Louis Allen, an independent logger and father of four children, witnessed Lee’s murder and contacted the Justice Department. Several months after Hurst’s trial, the deputy sheriff informed Allen he knew about his contact with the Justice Department and broke his jaw. Allen was also economically harassed and jailed twice on false charges. After his second arrest, in 1963, he overhead the jailer say that a lynch mob was forming outside of the jail. Allen was able to send word to his sons, who stood guard outside of the jail that night. Due to the numerous direct and indirect death threats he received, Allen planned to move to Milwaukee on February 1, but on January 31, 1964, Allen was shot and murdered at his home. No one was ever charged for the murder.
Dittmer, John. Local People: The Struggle for Civil Rights in Mississippi. Champaign,
Illinois: The University of Illinois Press, 1995.
Newfield, Jack. A Prophetic Minority. New York: The New American Library, 1966.
Payne, Charles M. I’ve Got the Light of Freedom: The Organizing Tradition and the
Mississippi Freedom Struggle. Berkeley: The University of California Press, 1955.

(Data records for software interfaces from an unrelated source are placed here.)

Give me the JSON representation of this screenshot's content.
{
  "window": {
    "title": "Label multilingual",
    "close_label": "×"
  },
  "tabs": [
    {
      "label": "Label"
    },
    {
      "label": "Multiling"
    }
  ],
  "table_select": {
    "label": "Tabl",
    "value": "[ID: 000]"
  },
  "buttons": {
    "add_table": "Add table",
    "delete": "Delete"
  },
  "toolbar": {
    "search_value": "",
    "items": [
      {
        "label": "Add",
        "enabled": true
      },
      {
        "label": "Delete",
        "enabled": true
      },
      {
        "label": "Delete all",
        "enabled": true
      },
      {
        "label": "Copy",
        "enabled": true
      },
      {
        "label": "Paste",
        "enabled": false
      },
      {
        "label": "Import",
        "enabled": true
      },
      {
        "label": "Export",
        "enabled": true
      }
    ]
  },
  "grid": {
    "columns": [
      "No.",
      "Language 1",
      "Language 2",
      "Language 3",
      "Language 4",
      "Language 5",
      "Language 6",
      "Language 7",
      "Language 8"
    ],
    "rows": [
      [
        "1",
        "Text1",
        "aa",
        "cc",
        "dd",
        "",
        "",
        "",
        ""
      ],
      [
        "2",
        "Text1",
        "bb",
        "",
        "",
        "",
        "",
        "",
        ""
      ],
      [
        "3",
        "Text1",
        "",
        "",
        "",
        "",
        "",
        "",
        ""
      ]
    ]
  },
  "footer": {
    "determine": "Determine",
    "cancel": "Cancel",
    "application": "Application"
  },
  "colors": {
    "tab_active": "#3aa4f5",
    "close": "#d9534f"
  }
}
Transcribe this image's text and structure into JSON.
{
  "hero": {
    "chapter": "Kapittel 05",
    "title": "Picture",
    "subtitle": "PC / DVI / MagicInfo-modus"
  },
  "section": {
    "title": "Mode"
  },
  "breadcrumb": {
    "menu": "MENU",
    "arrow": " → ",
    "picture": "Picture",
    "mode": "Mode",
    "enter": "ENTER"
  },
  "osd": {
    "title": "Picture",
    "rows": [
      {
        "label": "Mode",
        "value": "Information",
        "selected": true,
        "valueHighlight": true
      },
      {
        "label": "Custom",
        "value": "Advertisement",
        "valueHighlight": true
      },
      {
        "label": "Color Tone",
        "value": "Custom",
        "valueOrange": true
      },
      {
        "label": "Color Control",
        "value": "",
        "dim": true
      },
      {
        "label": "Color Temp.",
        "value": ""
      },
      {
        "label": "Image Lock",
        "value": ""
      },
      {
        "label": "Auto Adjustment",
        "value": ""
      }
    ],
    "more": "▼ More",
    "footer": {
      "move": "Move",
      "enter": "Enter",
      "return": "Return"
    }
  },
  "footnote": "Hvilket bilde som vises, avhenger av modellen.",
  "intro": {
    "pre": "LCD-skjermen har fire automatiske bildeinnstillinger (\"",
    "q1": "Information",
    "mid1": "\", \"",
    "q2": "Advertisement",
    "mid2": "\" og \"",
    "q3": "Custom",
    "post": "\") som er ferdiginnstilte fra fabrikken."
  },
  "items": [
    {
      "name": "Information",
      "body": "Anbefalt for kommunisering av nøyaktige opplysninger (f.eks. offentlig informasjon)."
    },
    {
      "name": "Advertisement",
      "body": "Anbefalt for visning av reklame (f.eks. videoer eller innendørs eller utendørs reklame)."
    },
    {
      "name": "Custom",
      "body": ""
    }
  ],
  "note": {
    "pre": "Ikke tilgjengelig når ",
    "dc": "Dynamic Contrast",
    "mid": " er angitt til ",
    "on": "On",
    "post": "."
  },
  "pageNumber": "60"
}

Zinn, Howard. SNCC: The New Abolitionists. Cambridge Massachusetts: South End Press, 1964.